--- Listed entries ---
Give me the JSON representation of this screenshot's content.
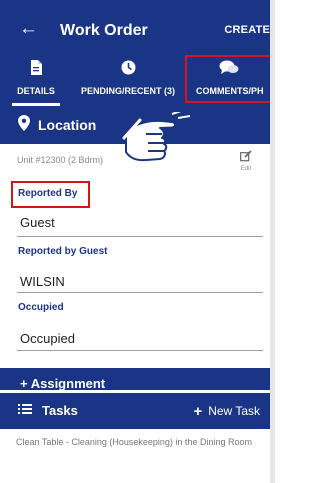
{
  "appbar": {
    "back_icon": "arrow-left-icon",
    "title": "Work Order",
    "create_label": "CREATE"
  },
  "tabs": [
    {
      "label": "DETAILS",
      "icon": "document-icon",
      "active": true
    },
    {
      "label": "PENDING/RECENT (3)",
      "icon": "clock-icon",
      "active": false
    },
    {
      "label": "COMMENTS/PH",
      "icon": "chat-icon",
      "active": false
    }
  ],
  "location": {
    "header": "Location",
    "unit": "Unit #12300 (2 Bdrm)",
    "edit_label": "Edit"
  },
  "fields": {
    "reported_by_label": "Reported By",
    "reported_by_value": "Guest",
    "reported_by_guest_label": "Reported by Guest",
    "reported_by_guest_value": "WILSIN",
    "occupied_label": "Occupied",
    "occupied_value": "Occupied"
  },
  "assignment": {
    "header": "+ Assignment"
  },
  "tasks": {
    "header": "Tasks",
    "new_task_label": "New Task",
    "items": [
      "Clean Table - Cleaning (Housekeeping) in the Dining Room"
    ]
  },
  "colors": {
    "primary": "#1a3585",
    "highlight": "#d8141b",
    "label": "#1a3585"
  }
}
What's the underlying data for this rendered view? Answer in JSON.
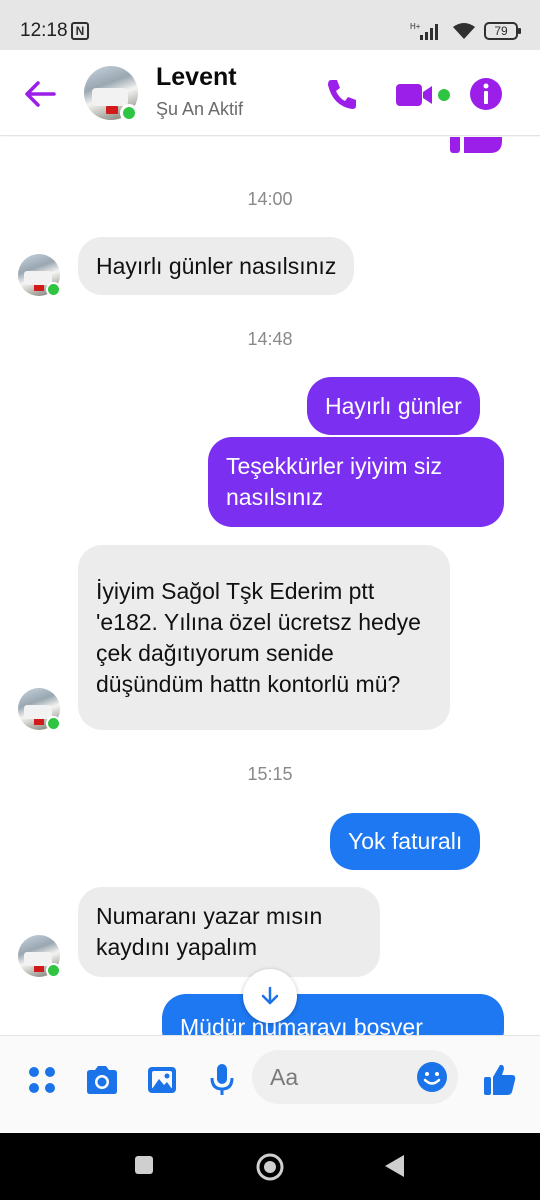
{
  "status_bar": {
    "time": "12:18",
    "n_icon": "N",
    "network": "H+",
    "battery": "79"
  },
  "header": {
    "contact_name": "Levent",
    "status": "Şu An Aktif",
    "accent_color": "#9b1fe8"
  },
  "messages": [
    {
      "type": "timestamp",
      "text": "14:00"
    },
    {
      "type": "incoming",
      "text": "Hayırlı günler nasılsınız"
    },
    {
      "type": "timestamp",
      "text": "14:48"
    },
    {
      "type": "outgoing",
      "text": "Hayırlı günler"
    },
    {
      "type": "outgoing",
      "text": "Teşekkürler iyiyim siz nasılsınız"
    },
    {
      "type": "incoming",
      "text": "İyiyim Sağol Tşk Ederim ptt 'e182. Yılına özel ücretsz hedye çek dağıtıyorum senide düşündüm hattn kontorlü mü?"
    },
    {
      "type": "timestamp",
      "text": "15:15"
    },
    {
      "type": "outgoing",
      "text": "Yok faturalı"
    },
    {
      "type": "incoming",
      "text": "Numaranı yazar mısın kaydını yapalım"
    },
    {
      "type": "outgoing",
      "text": "Müdür numarayı boşver"
    }
  ],
  "composer": {
    "placeholder": "Aa",
    "icons": [
      "menu-dots-icon",
      "camera-icon",
      "gallery-icon",
      "microphone-icon",
      "emoji-icon",
      "thumbs-up-icon"
    ]
  },
  "colors": {
    "outgoing_purple": "#7b2ff0",
    "outgoing_blue": "#1d78f2",
    "incoming_gray": "#ececec",
    "composer_blue": "#1a73e8"
  }
}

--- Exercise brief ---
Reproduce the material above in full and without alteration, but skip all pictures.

--- Task solution ---
Give me the JSON representation of this screenshot's content.
{
  "appbar": {
    "back_icon": "arrow-left-icon",
    "title": "Work Order",
    "create_label": "CREATE"
  },
  "tabs": [
    {
      "label": "DETAILS",
      "icon": "document-icon",
      "active": true
    },
    {
      "label": "PENDING/RECENT (3)",
      "icon": "clock-icon",
      "active": false
    },
    {
      "label": "COMMENTS/PH",
      "icon": "chat-icon",
      "active": false
    }
  ],
  "location": {
    "header": "Location",
    "unit": "Unit #12300 (2 Bdrm)",
    "edit_label": "Edit"
  },
  "fields": {
    "reported_by_label": "Reported By",
    "reported_by_value": "Guest",
    "reported_by_guest_label": "Reported by Guest",
    "reported_by_guest_value": "WILSIN",
    "occupied_label": "Occupied",
    "occupied_value": "Occupied"
  },
  "assignment": {
    "header": "+ Assignment"
  },
  "tasks": {
    "header": "Tasks",
    "new_task_label": "New Task",
    "items": [
      "Clean Table - Cleaning (Housekeeping) in the Dining Room"
    ]
  },
  "colors": {
    "primary": "#1a3585",
    "highlight": "#d8141b",
    "label": "#1a3585"
  }
}
What's the underlying data for this rendered view? Answer in JSON.
{
  "status_bar": {
    "time": "12:18",
    "n_icon": "N",
    "network": "H+",
    "battery": "79"
  },
  "header": {
    "contact_name": "Levent",
    "status": "Şu An Aktif",
    "accent_color": "#9b1fe8"
  },
  "messages": [
    {
      "type": "timestamp",
      "text": "14:00"
    },
    {
      "type": "incoming",
      "text": "Hayırlı günler nasılsınız"
    },
    {
      "type": "timestamp",
      "text": "14:48"
    },
    {
      "type": "outgoing",
      "text": "Hayırlı günler"
    },
    {
      "type": "outgoing",
      "text": "Teşekkürler iyiyim siz nasılsınız"
    },
    {
      "type": "incoming",
      "text": "İyiyim Sağol Tşk Ederim ptt 'e182. Yılına özel ücretsz hedye çek dağıtıyorum senide düşündüm hattn kontorlü mü?"
    },
    {
      "type": "timestamp",
      "text": "15:15"
    },
    {
      "type": "outgoing",
      "text": "Yok faturalı"
    },
    {
      "type": "incoming",
      "text": "Numaranı yazar mısın kaydını yapalım"
    },
    {
      "type": "outgoing",
      "text": "Müdür numarayı boşver"
    }
  ],
  "composer": {
    "placeholder": "Aa",
    "icons": [
      "menu-dots-icon",
      "camera-icon",
      "gallery-icon",
      "microphone-icon",
      "emoji-icon",
      "thumbs-up-icon"
    ]
  },
  "colors": {
    "outgoing_purple": "#7b2ff0",
    "outgoing_blue": "#1d78f2",
    "incoming_gray": "#ececec",
    "composer_blue": "#1a73e8"
  }
}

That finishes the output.